Problem solving and tutorial classes will also be used to provide feedback to the full class on the labs and to cover solutions to some of the provided tasks and exercises.

Teaching Materials

Learning and Teaching Materials

All teaching materials will be available via Blackboard (MOLE).

The resources available on Blackboard (MOLE) and shared drives include lecture slides and additional notes, everything required for the laboratories, including lab sheets, programming guides, component data sheets, and video guides



  • Lab 25%
  • In-class test 25%
  • Assignment 50%

Resit assignments are not available for this module



Students will receive feedback during the module via a variety of mechanisms:

  • Questions answered during and after the lectures and webinars.
  • Questions answered on the Blackboard (MOLE) discussion board
  • Verbal and general written feedback on the board during in class tasks.
  • Verbal and general written feedback during the lab support sessions
  • Verbal feedback on solutions during the assessed labs – it is the students responsibility to take notes of any verbal feedback provided.
  • Written feedback on Blackboard (MOLE) for the assignment
  • General feedback to the whole class on module performance.

Student Evaluation

Student Evaluation

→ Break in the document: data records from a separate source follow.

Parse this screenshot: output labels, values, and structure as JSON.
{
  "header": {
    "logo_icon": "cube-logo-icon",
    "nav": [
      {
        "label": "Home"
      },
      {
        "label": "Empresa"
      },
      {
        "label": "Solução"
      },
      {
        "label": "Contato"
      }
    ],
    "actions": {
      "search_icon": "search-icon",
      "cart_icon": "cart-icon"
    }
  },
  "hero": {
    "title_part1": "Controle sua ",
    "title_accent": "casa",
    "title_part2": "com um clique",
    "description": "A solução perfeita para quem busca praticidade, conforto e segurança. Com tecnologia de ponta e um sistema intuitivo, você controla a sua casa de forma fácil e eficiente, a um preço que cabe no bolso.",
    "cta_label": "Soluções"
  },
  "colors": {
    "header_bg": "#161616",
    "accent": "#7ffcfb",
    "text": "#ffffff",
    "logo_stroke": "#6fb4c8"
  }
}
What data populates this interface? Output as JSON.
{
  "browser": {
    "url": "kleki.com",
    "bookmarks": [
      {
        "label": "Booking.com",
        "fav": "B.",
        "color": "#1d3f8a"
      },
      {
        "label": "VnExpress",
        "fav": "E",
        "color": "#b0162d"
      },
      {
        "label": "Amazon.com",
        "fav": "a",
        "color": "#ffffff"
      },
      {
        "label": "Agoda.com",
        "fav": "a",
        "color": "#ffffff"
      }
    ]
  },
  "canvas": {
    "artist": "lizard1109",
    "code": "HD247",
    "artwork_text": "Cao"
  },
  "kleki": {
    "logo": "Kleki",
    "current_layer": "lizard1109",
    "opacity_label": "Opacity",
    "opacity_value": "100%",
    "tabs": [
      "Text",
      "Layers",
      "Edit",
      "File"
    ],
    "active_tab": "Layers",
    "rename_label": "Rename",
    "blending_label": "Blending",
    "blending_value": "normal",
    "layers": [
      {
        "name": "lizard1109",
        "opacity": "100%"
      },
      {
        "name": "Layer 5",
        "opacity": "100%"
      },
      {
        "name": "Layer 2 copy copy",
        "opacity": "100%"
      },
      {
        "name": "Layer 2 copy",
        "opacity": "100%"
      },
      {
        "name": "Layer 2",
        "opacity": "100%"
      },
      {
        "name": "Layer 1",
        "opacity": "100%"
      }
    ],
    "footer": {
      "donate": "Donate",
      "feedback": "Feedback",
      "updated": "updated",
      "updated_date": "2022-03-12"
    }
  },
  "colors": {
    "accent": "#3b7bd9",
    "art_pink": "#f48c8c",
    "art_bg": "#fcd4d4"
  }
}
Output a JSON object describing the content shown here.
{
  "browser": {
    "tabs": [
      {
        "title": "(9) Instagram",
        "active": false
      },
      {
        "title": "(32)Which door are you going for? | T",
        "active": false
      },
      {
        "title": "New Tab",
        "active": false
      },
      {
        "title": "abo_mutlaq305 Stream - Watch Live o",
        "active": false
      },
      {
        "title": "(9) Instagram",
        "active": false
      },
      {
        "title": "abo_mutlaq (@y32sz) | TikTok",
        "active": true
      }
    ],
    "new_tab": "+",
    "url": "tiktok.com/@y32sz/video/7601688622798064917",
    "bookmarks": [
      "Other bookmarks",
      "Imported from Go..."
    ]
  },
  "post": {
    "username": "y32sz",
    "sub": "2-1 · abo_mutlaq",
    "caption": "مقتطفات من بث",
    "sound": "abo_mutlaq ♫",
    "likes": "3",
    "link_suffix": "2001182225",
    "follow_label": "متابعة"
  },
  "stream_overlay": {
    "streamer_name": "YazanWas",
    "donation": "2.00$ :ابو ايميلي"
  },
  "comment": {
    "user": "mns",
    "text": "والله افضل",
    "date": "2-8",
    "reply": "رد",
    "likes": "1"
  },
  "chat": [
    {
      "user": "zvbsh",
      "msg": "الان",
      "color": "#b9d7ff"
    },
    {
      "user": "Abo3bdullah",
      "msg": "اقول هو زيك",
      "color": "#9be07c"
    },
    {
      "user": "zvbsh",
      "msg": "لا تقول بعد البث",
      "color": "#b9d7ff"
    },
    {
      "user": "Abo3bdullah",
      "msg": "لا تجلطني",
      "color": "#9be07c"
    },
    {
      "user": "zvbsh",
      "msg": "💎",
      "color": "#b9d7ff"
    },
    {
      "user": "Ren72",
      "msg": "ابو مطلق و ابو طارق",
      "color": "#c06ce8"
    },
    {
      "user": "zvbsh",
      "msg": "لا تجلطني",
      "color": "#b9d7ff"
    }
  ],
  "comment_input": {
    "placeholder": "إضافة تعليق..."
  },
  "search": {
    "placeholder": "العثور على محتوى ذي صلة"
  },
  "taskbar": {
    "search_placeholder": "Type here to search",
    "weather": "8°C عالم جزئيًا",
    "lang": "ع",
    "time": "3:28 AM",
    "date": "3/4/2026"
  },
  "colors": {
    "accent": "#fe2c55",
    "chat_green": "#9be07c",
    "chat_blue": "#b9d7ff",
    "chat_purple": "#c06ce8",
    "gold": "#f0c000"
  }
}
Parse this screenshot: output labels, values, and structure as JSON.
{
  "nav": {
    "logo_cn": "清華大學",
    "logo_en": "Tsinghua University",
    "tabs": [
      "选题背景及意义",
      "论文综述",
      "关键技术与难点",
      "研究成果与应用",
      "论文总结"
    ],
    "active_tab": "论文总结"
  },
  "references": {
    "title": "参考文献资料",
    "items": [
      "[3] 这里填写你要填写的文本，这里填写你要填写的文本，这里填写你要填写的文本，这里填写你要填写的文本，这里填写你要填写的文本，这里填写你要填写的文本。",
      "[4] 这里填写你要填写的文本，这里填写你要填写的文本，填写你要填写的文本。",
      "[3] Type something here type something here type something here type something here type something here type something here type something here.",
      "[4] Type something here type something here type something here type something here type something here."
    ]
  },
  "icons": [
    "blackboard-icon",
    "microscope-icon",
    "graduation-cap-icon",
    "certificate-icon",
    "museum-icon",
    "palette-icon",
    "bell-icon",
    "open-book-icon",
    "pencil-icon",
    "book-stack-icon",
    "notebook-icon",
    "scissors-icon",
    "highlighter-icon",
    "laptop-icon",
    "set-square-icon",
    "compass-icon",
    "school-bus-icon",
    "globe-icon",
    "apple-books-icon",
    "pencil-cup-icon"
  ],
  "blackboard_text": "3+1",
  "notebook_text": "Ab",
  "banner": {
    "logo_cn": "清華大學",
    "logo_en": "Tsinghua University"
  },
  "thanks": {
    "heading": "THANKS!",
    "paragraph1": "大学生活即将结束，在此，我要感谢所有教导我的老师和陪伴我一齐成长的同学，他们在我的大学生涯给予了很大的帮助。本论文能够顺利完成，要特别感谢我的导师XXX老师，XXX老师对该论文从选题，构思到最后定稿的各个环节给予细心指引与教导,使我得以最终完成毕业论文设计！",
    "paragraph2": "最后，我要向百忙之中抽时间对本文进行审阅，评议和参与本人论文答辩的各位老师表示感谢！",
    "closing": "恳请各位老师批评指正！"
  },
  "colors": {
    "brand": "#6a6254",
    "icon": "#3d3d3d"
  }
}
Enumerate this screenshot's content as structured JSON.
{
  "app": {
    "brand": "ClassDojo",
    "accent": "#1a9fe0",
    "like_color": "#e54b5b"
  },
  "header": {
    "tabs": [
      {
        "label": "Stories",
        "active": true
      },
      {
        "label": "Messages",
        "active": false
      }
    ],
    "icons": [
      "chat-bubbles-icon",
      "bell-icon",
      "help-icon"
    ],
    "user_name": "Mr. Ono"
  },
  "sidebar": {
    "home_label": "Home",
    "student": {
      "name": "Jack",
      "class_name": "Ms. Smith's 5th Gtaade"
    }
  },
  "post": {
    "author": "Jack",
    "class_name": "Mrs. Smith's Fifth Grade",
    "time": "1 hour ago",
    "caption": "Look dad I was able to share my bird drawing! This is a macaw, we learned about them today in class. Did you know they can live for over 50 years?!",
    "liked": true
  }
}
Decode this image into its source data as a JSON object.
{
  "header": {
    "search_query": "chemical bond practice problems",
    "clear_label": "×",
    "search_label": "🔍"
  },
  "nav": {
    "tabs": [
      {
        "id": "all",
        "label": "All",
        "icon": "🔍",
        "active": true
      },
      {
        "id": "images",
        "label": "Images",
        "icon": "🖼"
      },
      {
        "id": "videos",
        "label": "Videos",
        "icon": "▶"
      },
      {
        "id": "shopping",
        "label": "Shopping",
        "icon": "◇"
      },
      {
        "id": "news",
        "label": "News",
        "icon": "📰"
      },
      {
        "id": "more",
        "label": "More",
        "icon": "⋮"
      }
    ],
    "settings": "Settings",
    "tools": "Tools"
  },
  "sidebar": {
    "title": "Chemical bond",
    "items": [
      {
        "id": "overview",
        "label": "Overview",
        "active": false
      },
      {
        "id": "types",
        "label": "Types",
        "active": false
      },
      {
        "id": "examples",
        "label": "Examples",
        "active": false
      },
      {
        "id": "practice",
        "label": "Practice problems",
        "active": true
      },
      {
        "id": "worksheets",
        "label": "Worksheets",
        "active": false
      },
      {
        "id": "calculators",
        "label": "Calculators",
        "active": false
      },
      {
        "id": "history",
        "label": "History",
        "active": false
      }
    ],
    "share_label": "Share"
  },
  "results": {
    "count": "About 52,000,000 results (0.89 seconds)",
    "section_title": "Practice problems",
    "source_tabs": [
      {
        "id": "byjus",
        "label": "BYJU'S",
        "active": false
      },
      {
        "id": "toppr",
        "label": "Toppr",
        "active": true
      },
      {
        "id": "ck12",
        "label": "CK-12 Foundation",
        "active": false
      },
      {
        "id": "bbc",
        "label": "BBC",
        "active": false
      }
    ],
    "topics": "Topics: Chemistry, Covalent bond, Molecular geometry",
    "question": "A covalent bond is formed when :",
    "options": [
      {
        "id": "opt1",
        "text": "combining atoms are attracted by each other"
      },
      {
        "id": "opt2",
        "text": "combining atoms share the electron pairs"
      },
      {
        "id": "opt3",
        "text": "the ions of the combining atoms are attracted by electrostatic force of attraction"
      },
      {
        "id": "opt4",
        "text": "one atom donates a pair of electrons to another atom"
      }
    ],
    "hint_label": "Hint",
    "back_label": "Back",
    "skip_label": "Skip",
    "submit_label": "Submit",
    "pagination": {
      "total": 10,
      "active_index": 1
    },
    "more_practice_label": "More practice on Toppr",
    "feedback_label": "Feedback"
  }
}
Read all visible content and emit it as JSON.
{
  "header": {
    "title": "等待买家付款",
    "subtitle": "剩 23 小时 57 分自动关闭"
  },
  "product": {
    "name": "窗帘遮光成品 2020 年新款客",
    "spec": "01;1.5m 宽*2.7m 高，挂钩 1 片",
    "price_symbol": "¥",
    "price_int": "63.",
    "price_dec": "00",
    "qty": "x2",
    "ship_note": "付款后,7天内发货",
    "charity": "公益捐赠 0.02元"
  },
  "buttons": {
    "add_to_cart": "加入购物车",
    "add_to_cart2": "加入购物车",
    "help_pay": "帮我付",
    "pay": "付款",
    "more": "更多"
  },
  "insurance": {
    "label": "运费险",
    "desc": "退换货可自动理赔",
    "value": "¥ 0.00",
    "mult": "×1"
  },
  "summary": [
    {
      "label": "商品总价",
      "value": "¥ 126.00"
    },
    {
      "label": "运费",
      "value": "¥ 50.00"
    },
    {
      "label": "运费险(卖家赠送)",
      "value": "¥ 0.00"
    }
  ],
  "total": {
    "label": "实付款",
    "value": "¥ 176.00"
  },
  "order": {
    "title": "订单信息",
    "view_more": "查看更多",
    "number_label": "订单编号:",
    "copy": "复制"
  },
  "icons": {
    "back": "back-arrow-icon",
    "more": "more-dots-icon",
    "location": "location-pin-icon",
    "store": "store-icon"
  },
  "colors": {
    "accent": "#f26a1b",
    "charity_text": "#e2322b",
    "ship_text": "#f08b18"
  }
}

Students are encouraged to provide feedback during the module direct to the lecturer. Students will also have the opportunity to provide formal feedback via the Faculty of Engineering Student Evaluation Survey at the end of the module.

You can view the latest Department response to the survey feedback here.

Recommended Reading

Recommended Reading

  • Wolf, W.H, 2008, Computers as Components: Principles of Embedded Computing System Design, Morgan Kaufmann, San Francisco, [available in Information Commons, 004.21(W)]
  • Furber, S.B, 2000, ARM: system-on-chip architecture, 2nd Edition, Addison-Wesley, London,
  • Valvano, J.W., 2000, Embedded Microcomputer Systems: Real-Time Interfacing, Brookes/Cole, Pacific Grove,
  • Hayes, J. P., 1998, Computer Architecture and Organization, 3rd Edition, McGraw-Hill, [available in Information Commons, 004.22(H)]